## Work item
Pictures excluded, copy every record that follows exactly as it appears.

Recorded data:

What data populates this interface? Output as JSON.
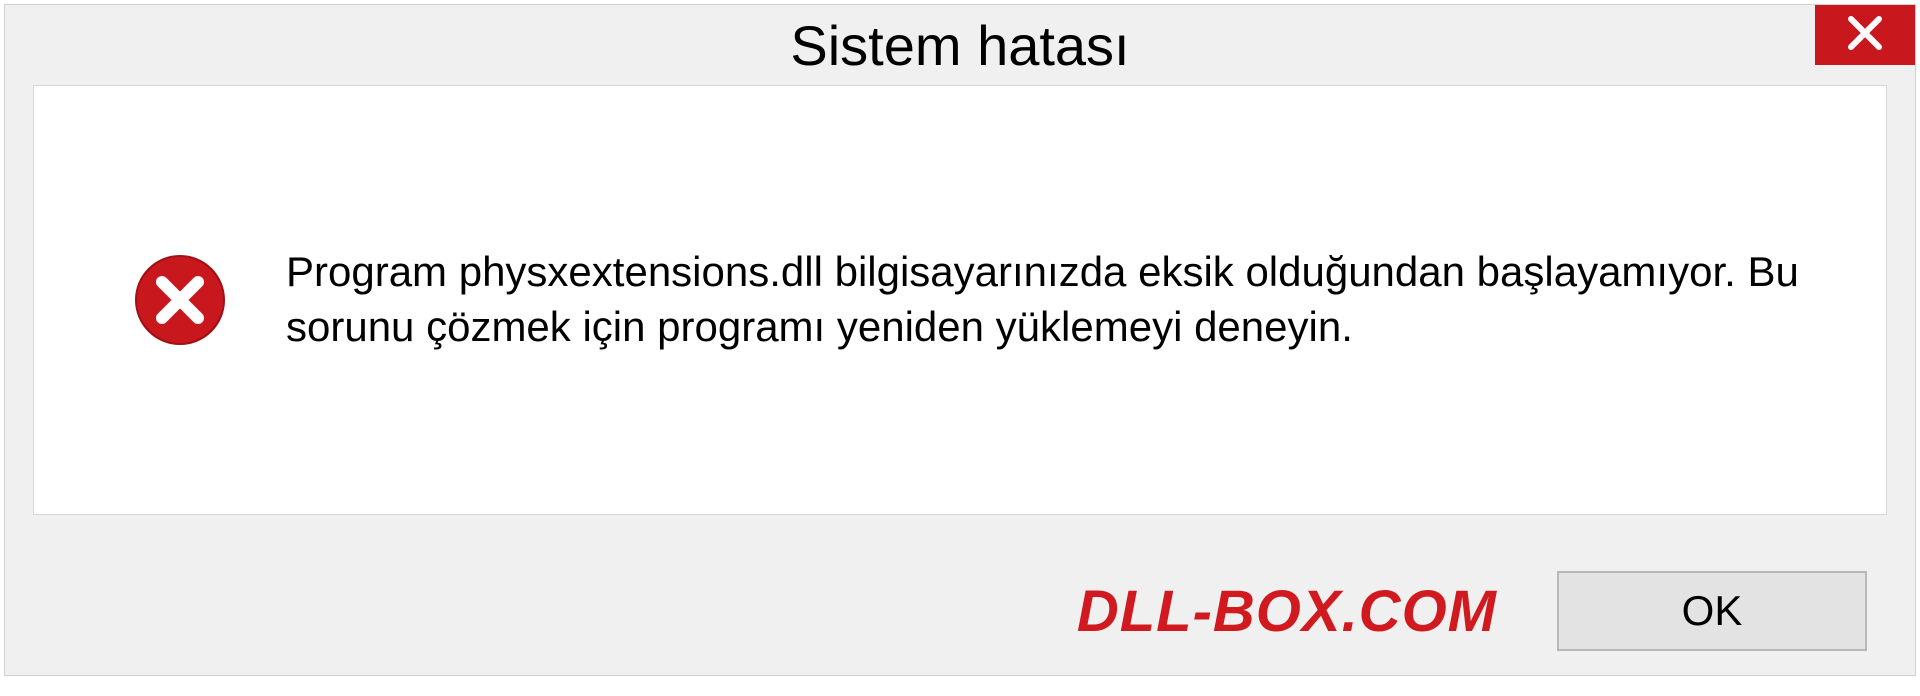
{
  "dialog": {
    "title": "Sistem hatası",
    "message": "Program physxextensions.dll bilgisayarınızda eksik olduğundan başlayamıyor. Bu sorunu çözmek için programı yeniden yüklemeyi deneyin.",
    "ok_label": "OK"
  },
  "watermark": "DLL-BOX.COM",
  "colors": {
    "close_bg": "#c8171d",
    "watermark": "#d11a1f"
  }
}
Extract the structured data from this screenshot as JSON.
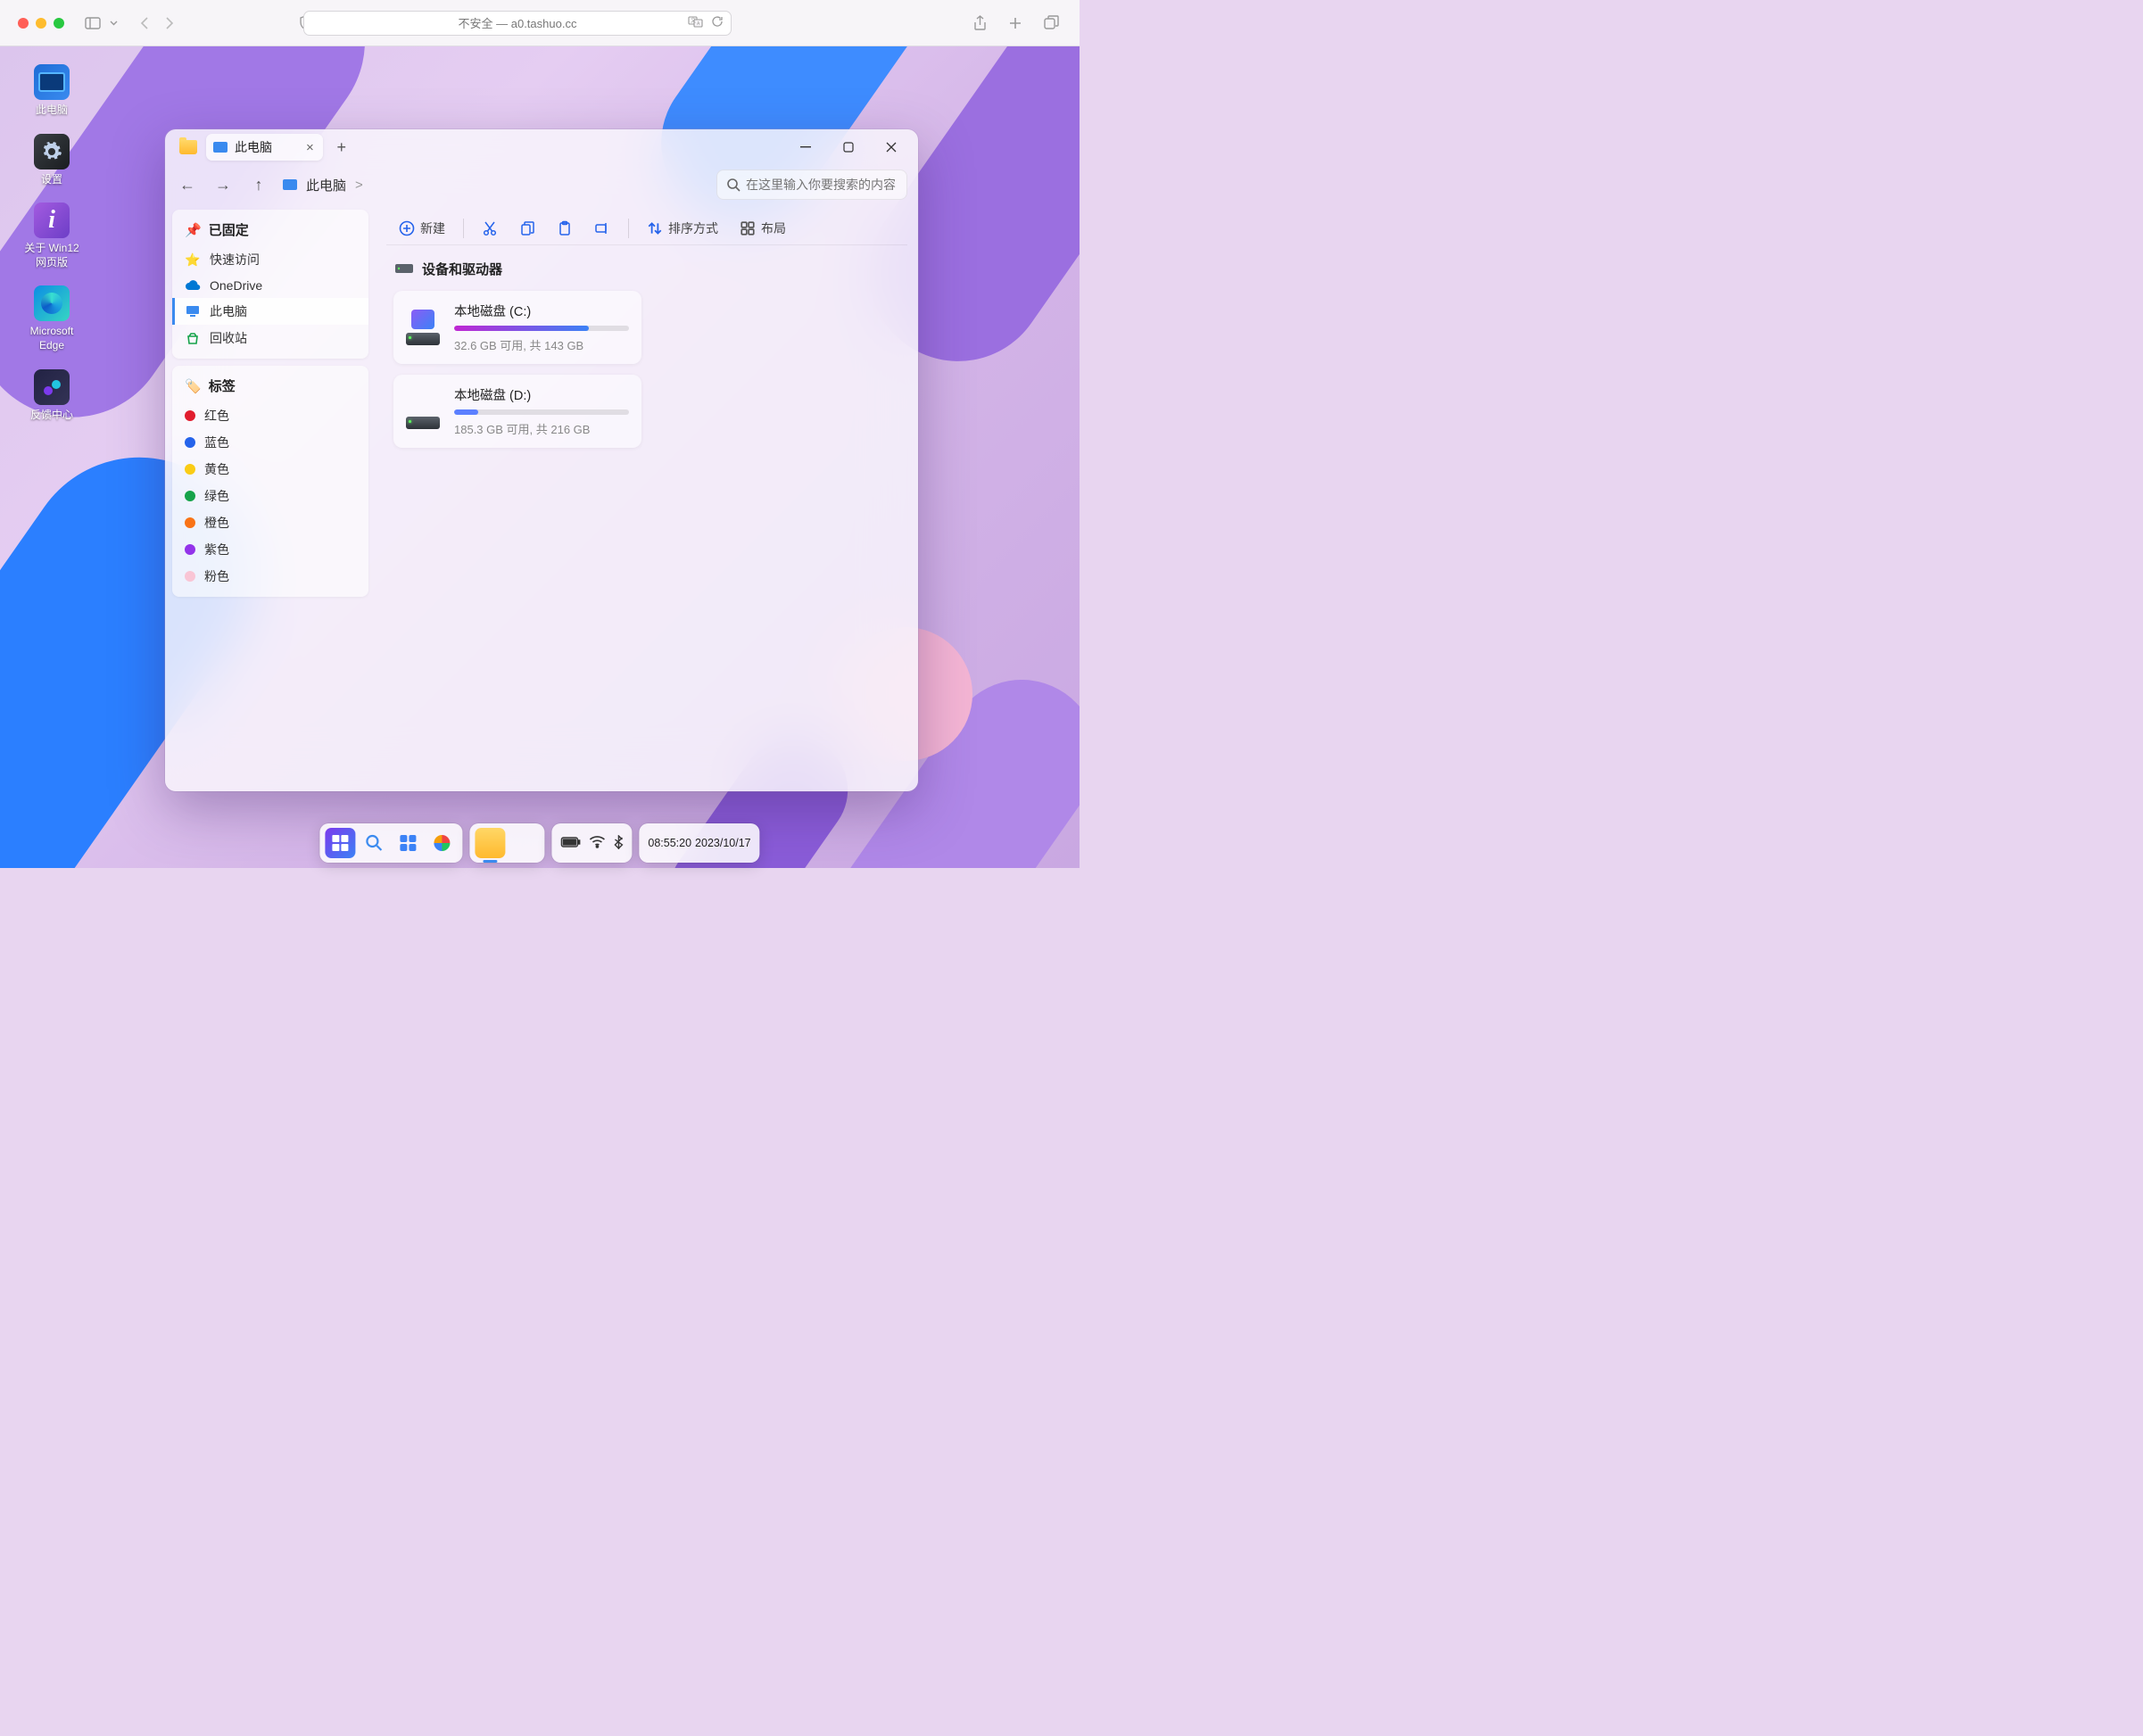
{
  "safari": {
    "address": "不安全 — a0.tashuo.cc"
  },
  "desktop": {
    "icons": {
      "pc": "此电脑",
      "settings": "设置",
      "about": "关于 Win12 网页版",
      "edge": "Microsoft Edge",
      "feedback": "反馈中心"
    }
  },
  "explorer": {
    "tab_title": "此电脑",
    "breadcrumb": "此电脑",
    "breadcrumb_sep": ">",
    "search_placeholder": "在这里输入你要搜索的内容",
    "sidebar": {
      "pinned_title": "已固定",
      "pinned": {
        "quick": "快速访问",
        "onedrive": "OneDrive",
        "pc": "此电脑",
        "recycle": "回收站"
      },
      "tags_title": "标签",
      "tags": [
        {
          "label": "红色",
          "color": "#e11d2e"
        },
        {
          "label": "蓝色",
          "color": "#2563eb"
        },
        {
          "label": "黄色",
          "color": "#facc15"
        },
        {
          "label": "绿色",
          "color": "#16a34a"
        },
        {
          "label": "橙色",
          "color": "#f97316"
        },
        {
          "label": "紫色",
          "color": "#9333ea"
        },
        {
          "label": "粉色",
          "color": "#f9c5d5"
        }
      ]
    },
    "toolbar": {
      "new": "新建",
      "sort": "排序方式",
      "layout": "布局"
    },
    "section": "设备和驱动器",
    "drives": [
      {
        "name": "本地磁盘 (C:)",
        "stats": "32.6 GB 可用, 共 143 GB",
        "used_pct": 77,
        "fill": "linear-gradient(90deg,#c026d3,#3b82f6)",
        "show_app": true
      },
      {
        "name": "本地磁盘 (D:)",
        "stats": "185.3 GB 可用, 共 216 GB",
        "used_pct": 14,
        "fill": "#5b7fff",
        "show_app": false
      }
    ]
  },
  "taskbar": {
    "time": "08:55:20",
    "date": "2023/10/17"
  }
}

## Answer area
What data populates this interface? Output as JSON.
{
  "dialog": {
    "title": "Sistem hatası",
    "message": "Program physxextensions.dll bilgisayarınızda eksik olduğundan başlayamıyor. Bu sorunu çözmek için programı yeniden yüklemeyi deneyin.",
    "ok_label": "OK"
  },
  "watermark": "DLL-BOX.COM",
  "colors": {
    "close_bg": "#c8171d",
    "watermark": "#d11a1f"
  }
}
Extract the structured data from this screenshot as JSON.
{
  "safari": {
    "address": "不安全 — a0.tashuo.cc"
  },
  "desktop": {
    "icons": {
      "pc": "此电脑",
      "settings": "设置",
      "about": "关于 Win12 网页版",
      "edge": "Microsoft Edge",
      "feedback": "反馈中心"
    }
  },
  "explorer": {
    "tab_title": "此电脑",
    "breadcrumb": "此电脑",
    "breadcrumb_sep": ">",
    "search_placeholder": "在这里输入你要搜索的内容",
    "sidebar": {
      "pinned_title": "已固定",
      "pinned": {
        "quick": "快速访问",
        "onedrive": "OneDrive",
        "pc": "此电脑",
        "recycle": "回收站"
      },
      "tags_title": "标签",
      "tags": [
        {
          "label": "红色",
          "color": "#e11d2e"
        },
        {
          "label": "蓝色",
          "color": "#2563eb"
        },
        {
          "label": "黄色",
          "color": "#facc15"
        },
        {
          "label": "绿色",
          "color": "#16a34a"
        },
        {
          "label": "橙色",
          "color": "#f97316"
        },
        {
          "label": "紫色",
          "color": "#9333ea"
        },
        {
          "label": "粉色",
          "color": "#f9c5d5"
        }
      ]
    },
    "toolbar": {
      "new": "新建",
      "sort": "排序方式",
      "layout": "布局"
    },
    "section": "设备和驱动器",
    "drives": [
      {
        "name": "本地磁盘 (C:)",
        "stats": "32.6 GB 可用, 共 143 GB",
        "used_pct": 77,
        "fill": "linear-gradient(90deg,#c026d3,#3b82f6)",
        "show_app": true
      },
      {
        "name": "本地磁盘 (D:)",
        "stats": "185.3 GB 可用, 共 216 GB",
        "used_pct": 14,
        "fill": "#5b7fff",
        "show_app": false
      }
    ]
  },
  "taskbar": {
    "time": "08:55:20",
    "date": "2023/10/17"
  }
}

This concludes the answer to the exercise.